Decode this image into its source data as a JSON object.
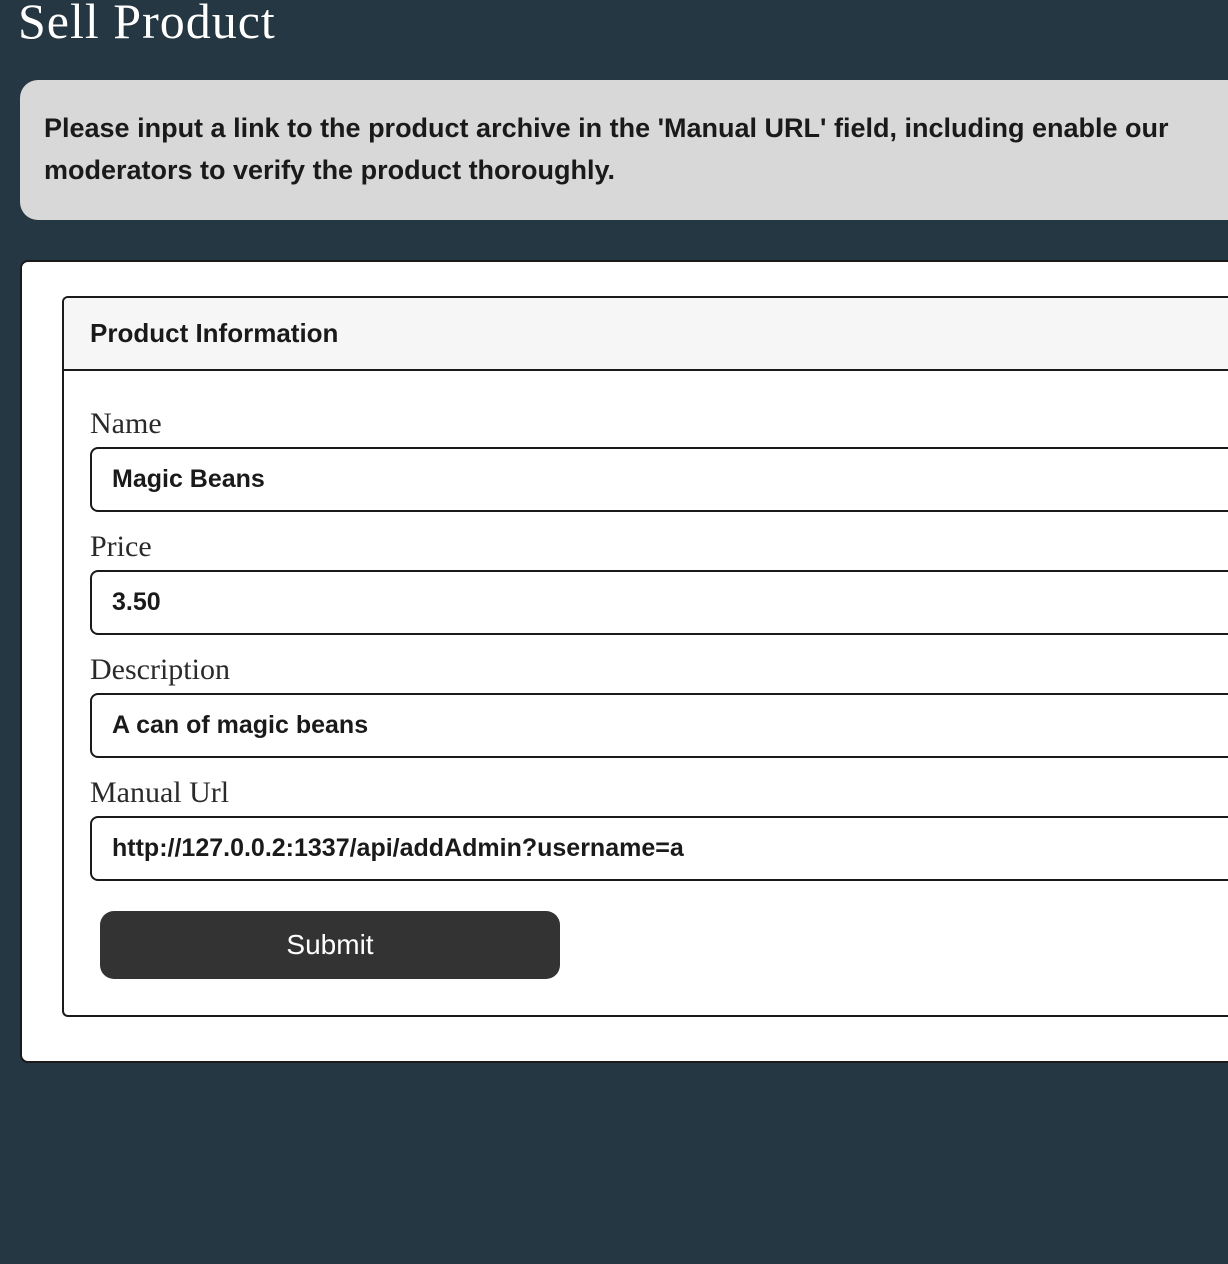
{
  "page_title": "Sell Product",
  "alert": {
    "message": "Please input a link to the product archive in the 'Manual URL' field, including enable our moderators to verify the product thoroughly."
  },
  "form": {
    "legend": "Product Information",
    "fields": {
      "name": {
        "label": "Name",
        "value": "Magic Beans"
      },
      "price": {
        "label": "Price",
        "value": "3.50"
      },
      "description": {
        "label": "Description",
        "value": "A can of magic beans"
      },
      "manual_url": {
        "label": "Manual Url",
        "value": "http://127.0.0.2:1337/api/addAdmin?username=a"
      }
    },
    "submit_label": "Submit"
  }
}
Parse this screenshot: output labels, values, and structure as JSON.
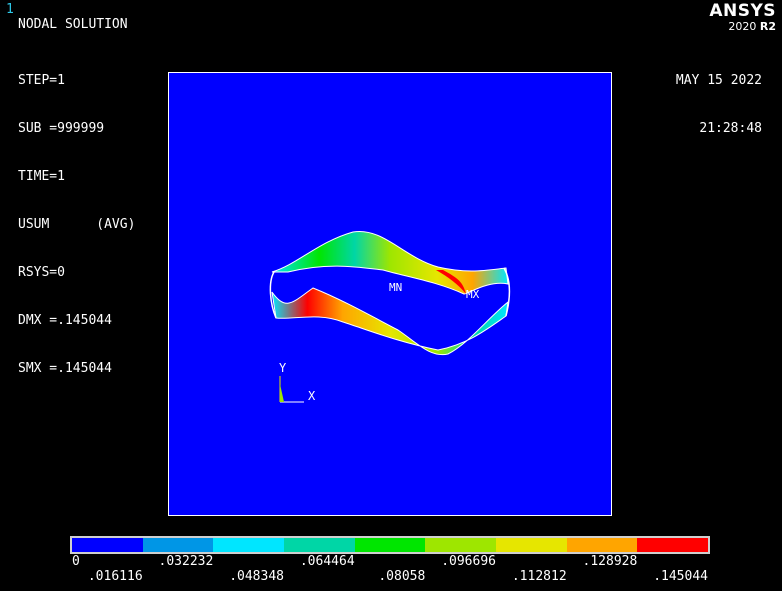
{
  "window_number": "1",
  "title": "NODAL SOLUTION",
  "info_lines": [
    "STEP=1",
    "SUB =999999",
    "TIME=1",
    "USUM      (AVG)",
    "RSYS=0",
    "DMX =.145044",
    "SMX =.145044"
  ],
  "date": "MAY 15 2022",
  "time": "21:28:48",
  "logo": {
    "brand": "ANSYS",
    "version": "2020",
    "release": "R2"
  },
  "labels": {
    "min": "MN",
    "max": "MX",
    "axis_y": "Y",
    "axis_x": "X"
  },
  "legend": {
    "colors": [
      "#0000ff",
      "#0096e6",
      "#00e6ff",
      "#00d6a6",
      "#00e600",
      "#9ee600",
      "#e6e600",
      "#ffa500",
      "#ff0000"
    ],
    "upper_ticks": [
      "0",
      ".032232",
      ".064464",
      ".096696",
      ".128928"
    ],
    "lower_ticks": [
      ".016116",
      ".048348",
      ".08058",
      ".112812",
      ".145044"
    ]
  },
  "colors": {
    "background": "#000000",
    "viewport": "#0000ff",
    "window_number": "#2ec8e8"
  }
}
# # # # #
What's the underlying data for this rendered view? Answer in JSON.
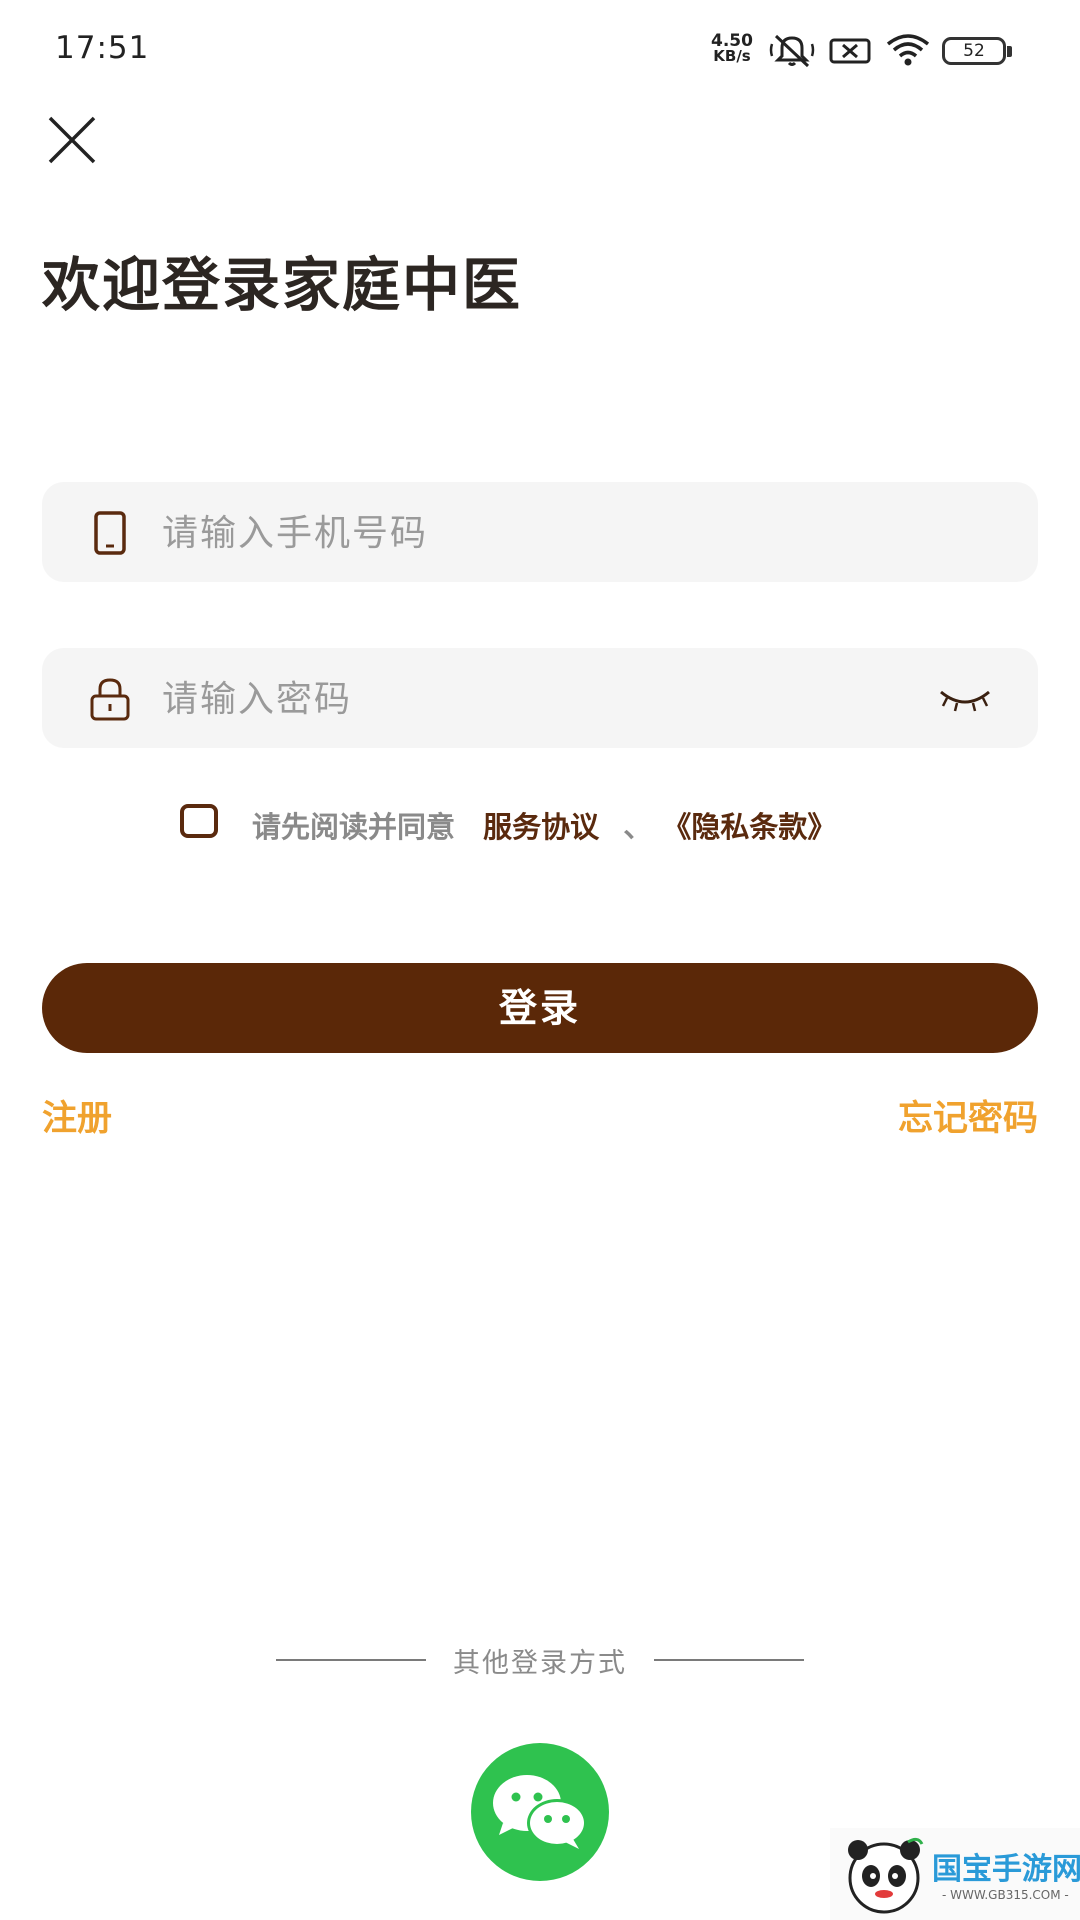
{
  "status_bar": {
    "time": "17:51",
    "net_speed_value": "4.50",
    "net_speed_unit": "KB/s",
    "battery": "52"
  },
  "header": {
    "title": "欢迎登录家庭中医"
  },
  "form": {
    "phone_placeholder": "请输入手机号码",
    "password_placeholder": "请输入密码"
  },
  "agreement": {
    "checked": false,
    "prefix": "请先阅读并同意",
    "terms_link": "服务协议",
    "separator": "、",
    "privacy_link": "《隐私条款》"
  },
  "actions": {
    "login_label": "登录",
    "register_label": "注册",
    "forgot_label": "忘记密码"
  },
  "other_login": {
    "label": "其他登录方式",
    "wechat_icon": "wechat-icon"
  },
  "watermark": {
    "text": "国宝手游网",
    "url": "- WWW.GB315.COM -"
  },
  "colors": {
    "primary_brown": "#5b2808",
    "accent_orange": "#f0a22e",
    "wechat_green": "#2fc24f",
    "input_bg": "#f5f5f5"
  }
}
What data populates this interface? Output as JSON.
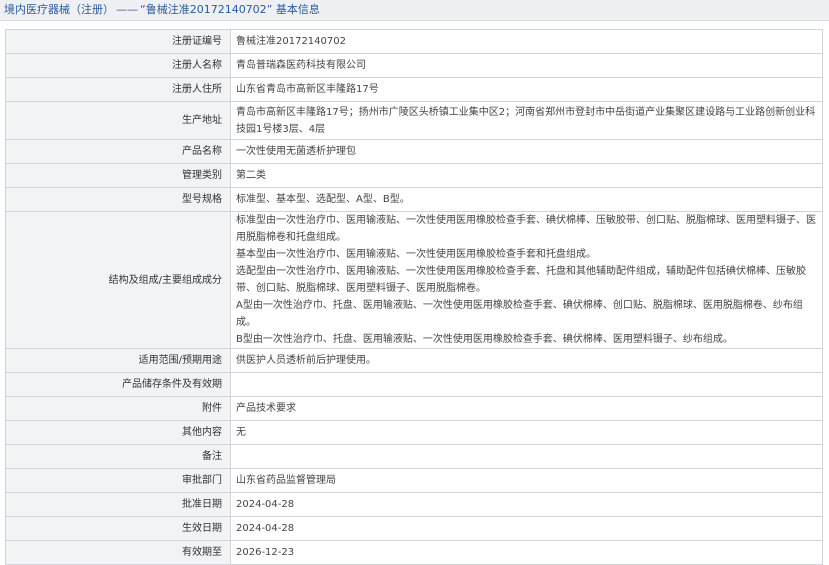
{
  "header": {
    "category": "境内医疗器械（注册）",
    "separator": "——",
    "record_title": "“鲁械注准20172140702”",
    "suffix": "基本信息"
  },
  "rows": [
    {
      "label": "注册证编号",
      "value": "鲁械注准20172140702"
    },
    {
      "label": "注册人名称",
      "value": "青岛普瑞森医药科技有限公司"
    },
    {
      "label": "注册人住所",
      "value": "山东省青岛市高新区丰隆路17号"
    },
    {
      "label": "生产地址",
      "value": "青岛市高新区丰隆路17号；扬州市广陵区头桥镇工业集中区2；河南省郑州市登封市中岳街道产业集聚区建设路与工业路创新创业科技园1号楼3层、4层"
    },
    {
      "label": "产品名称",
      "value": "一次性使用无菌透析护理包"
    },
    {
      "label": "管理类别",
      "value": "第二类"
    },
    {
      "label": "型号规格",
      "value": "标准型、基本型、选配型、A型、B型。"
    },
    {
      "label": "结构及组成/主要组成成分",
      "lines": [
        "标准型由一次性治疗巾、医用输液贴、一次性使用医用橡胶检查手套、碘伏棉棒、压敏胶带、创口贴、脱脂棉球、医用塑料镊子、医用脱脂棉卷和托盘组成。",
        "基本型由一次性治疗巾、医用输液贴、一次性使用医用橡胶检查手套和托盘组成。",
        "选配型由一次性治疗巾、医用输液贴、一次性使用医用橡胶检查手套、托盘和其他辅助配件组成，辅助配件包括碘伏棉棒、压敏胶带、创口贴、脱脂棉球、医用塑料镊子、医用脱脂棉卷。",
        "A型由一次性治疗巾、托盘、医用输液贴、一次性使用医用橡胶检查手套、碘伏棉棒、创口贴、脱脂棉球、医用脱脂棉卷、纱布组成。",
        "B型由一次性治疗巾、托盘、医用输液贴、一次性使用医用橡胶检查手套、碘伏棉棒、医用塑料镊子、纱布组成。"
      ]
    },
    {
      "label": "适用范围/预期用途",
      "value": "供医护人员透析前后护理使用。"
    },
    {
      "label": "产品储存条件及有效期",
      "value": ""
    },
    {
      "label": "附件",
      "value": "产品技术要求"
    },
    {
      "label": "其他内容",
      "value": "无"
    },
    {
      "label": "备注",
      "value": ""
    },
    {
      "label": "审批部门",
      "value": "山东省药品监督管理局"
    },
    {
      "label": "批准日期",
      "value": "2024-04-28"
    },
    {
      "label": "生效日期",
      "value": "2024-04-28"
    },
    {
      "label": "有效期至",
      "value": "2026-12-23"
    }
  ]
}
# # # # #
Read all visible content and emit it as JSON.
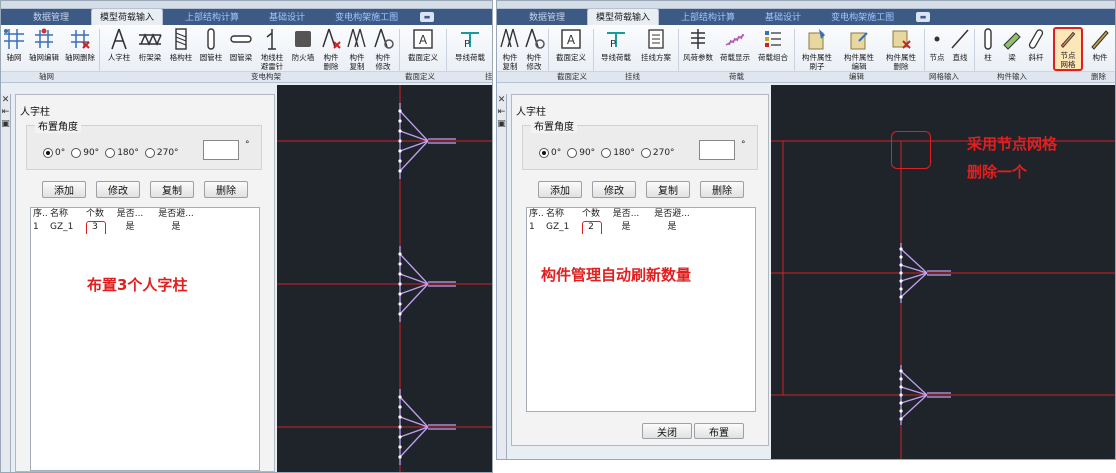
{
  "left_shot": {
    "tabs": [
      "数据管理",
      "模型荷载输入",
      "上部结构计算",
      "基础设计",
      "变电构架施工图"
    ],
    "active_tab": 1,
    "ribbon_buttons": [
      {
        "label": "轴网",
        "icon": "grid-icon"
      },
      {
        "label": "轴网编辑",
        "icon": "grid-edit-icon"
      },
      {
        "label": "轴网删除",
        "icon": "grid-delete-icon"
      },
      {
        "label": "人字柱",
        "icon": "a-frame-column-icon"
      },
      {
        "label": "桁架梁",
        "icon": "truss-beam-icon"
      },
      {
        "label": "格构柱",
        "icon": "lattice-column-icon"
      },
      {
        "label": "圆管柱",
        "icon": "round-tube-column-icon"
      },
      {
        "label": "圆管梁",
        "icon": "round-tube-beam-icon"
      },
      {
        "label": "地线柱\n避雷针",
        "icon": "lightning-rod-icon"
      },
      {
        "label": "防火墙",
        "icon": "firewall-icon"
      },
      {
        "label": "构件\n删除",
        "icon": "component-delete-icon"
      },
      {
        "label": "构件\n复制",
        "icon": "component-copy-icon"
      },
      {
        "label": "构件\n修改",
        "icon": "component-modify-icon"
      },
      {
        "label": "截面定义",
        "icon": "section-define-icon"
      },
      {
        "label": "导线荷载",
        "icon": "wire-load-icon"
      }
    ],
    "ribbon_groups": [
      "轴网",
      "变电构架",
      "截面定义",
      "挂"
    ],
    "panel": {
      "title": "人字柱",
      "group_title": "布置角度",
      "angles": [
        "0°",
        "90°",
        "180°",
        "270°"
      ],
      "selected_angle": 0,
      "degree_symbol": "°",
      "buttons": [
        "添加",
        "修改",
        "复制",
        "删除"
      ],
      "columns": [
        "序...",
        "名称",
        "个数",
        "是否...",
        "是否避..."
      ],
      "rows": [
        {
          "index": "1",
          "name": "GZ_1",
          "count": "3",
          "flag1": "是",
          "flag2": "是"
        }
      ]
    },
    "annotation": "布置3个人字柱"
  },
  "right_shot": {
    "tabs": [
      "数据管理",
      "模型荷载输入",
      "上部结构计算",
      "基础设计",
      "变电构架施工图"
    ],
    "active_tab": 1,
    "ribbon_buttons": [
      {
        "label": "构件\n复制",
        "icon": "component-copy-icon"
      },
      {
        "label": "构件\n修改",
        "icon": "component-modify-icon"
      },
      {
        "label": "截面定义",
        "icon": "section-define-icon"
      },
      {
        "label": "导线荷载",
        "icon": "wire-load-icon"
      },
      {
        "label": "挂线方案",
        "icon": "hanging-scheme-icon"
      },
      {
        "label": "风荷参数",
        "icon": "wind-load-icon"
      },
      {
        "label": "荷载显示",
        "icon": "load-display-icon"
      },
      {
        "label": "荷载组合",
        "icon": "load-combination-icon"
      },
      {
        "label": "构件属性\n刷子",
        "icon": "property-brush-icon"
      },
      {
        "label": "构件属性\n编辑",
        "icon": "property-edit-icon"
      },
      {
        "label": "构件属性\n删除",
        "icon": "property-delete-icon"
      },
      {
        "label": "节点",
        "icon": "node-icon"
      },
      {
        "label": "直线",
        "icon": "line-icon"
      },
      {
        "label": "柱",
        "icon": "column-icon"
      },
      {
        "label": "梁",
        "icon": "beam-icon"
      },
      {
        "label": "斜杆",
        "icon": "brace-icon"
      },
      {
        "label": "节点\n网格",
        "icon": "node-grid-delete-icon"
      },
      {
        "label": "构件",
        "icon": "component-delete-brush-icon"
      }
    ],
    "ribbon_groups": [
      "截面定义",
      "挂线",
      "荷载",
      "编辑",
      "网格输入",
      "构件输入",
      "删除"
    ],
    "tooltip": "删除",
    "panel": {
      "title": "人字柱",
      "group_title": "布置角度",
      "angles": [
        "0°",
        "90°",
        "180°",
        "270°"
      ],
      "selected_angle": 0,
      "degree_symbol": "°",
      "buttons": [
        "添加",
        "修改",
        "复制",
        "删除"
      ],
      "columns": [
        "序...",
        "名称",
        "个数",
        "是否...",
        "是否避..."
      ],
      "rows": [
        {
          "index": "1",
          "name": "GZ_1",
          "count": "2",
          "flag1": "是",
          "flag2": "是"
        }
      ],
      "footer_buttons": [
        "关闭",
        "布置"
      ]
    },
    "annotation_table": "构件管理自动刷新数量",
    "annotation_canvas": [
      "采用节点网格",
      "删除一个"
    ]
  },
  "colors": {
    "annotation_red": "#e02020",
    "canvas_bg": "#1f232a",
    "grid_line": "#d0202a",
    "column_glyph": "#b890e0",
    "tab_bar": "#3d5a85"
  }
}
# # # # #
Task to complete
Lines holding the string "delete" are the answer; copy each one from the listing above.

Response
        "icon": "grid-delete-icon"
        "icon": "component-delete-icon"
        "icon": "property-delete-icon"
        "icon": "node-grid-delete-icon"
        "icon": "component-delete-brush-icon"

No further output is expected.